London, England – The UK’s Conservative government has quietly cut £4million of crucial funding to LGBT+ anti-bullying programs. The news emerged today just as Boris Johnson agreed to give £16.5billion to defense – far more than military chiefs expected. The LGBT+ funding cut, which withdraws funding from English schools, comes despite a government pledge to continue to invest in tackling homophobic, biphobic and transphobic bullying.
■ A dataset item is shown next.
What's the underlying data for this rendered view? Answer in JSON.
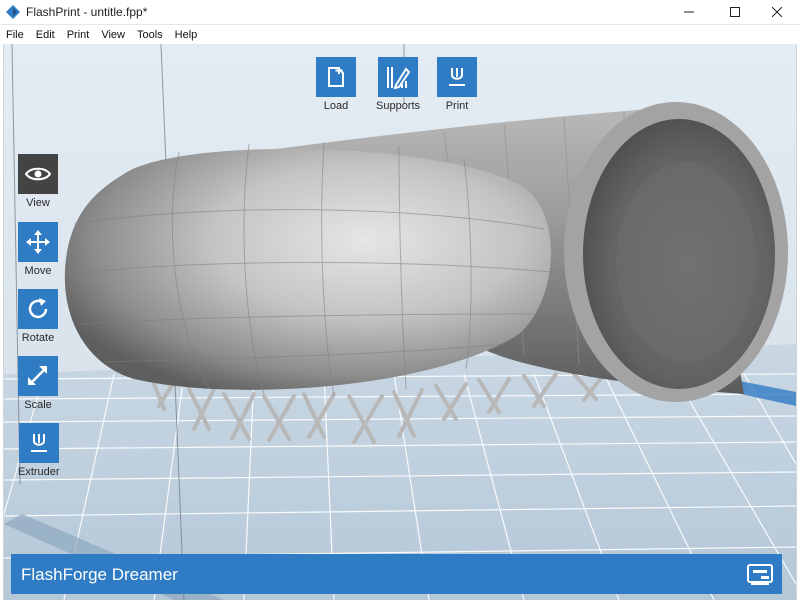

            Ministers admit LGBT+ kids face particularly high levels of bullying – often causing long-term harm. Indeed, only this week the Department for Education wrote on Twitter: “No child should have to experience bullying, in or out of school.” Meanwhile, a new survey by LGBT+ charity Diversity Role Models indicates that just 27% of secondary school students think their school would be safe for LGBT+ classmates to “come out” and half of LGBT+ students in England do not feel safe to be themselves at school. The Homophobic, Biphobic and Transphobic Challenge Fund was supposed to tackle this problem. Nicky Morgan, then the minister for women and equalities, launched it in 2014. It provided training and workshops for staff and students to combat anti-LGBT+ bullying. But now the BBC has discovered that Johnson’s government quietly axed the funding in March this year. Educators had expected the funding to continue, as it had in every year until now. By coincidence, the news of the cut has come as the UK marks Anti-Bullying Week.

            Meanwhile, Johnson also announced the £16.5billion spending settlement on defense. The Prime Minister said the reason was that “the defence of the realm must come first”. However, many will view it as an attempt for Britain to find international relevance as it completes its Brexit departure from the EU at the end of this year and simultaneously faces a US led by Joe Biden rather than Donald Trump. (Gay Star News – Tris Reid-Smith at